Algorithmic systems consist of the data that trains them, the logic in their design and interactions with users. What algorithms learn feeds into the next generation of data they will use to make further recommendations and decisions. From these interactions, intended and unintended outcomes arise.
Trust and Algorithms
People are comfortable with algorithms deciding the music they listen to, shows they watch or people they date. But most resist putting their lives in the care of decision-making machines. Hosanagar claims that self-driving cars have a much lower accident rate than human drivers do, then castigates people for believing humans have greater driving skill. But self-driving cars won’t be a viable option for some years; this makes Hosanagar seem somewhat credulous.
Deep learning algorithms can potentially transform diagnostic capacity, because they can analyze, compare and contrast millions of diagnostic images to make predictions. Doctors, however, resist allowing them to make unchecked diagnoses, but embrace predictive systems that grant doctors the final say.
A Bill of Rights
Hosanagar offers these guiding principles: awareness – designers must take into account the potential harm their algorithms cause; “access and redress” – victims of negative algorithmic behavior must have avenues to seek answers and obtain redress; and accountability – even if designers don’t know why an algorithm made a certain decision, they must be responsible for it.
Though Hosanagar doesn’t distinguish between these principles, accountability seems the one most likely to cause the gravest, most intractable disputes.
Explanation means that people whom algorithms affect have a right to know why those algorithms behave as they do. Frustratingly, Hosanagar does not explain how such explanations might be rendered. “Data provenance” means creators must keep a record of training procedures.
Where will we set boundaries when technology’s limits aren’t setting them for us?Kartik Hosanagar
In the greatest understatement of his book, Hosanagar notes that these are laudable principles, but require enforcement to be meaningful. He suggests that regulatory bodies of policy specialists and professionals who understand the technology could generate and impose rules of conduct. Hosanagar argues that users should have some control over how algorithms work, and receive alerts on unintended consequences.
Not Quite Complex

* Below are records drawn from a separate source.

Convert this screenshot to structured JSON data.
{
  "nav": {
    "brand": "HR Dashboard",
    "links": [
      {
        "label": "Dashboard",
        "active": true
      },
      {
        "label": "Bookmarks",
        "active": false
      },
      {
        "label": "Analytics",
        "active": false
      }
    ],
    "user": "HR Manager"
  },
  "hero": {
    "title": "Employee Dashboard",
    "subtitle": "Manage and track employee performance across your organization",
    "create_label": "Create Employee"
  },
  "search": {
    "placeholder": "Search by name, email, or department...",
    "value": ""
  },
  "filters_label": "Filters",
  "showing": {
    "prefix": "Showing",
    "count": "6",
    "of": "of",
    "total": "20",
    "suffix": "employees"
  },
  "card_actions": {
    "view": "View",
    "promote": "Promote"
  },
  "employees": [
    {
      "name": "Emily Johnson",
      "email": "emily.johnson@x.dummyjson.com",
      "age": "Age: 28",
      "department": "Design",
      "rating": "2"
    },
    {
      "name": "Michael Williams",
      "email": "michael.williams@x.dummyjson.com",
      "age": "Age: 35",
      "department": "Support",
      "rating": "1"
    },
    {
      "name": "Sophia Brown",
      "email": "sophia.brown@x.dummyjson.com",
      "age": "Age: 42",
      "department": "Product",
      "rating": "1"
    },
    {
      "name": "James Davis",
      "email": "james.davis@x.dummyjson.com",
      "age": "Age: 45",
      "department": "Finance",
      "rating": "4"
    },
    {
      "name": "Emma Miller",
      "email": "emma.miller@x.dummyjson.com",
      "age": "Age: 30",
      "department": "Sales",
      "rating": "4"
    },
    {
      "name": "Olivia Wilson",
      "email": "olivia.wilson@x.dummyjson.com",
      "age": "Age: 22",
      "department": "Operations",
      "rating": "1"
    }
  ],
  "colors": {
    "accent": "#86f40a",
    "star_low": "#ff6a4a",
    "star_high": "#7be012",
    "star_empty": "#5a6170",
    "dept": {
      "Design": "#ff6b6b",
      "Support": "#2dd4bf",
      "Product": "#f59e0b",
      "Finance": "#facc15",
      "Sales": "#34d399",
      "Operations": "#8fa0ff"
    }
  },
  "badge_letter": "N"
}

Despite Hosanagar’s admirable credentials, he offers only a basic – though erudite – overview of algorithms’ functions in society, medicine, driving and flight. Readers should regard this as a worthy, standard college text on the subject for those new to the topic and unaware of its complexities. Hosanagar is a superb writer, and rightfully most intrigued by algorithm’s inherent – and humanlike – contradictions and oxymorons. But his later chapters regarding consumer protection and regulation are surprising in their naivety. Hosanagar seems to ignore the fundamentals of today’s runaway giant tech capitalism and how nontransparent those giants are regarding the algorithms on which their market dominance depends. Or how unwilling they are to offer consumers any protection from them.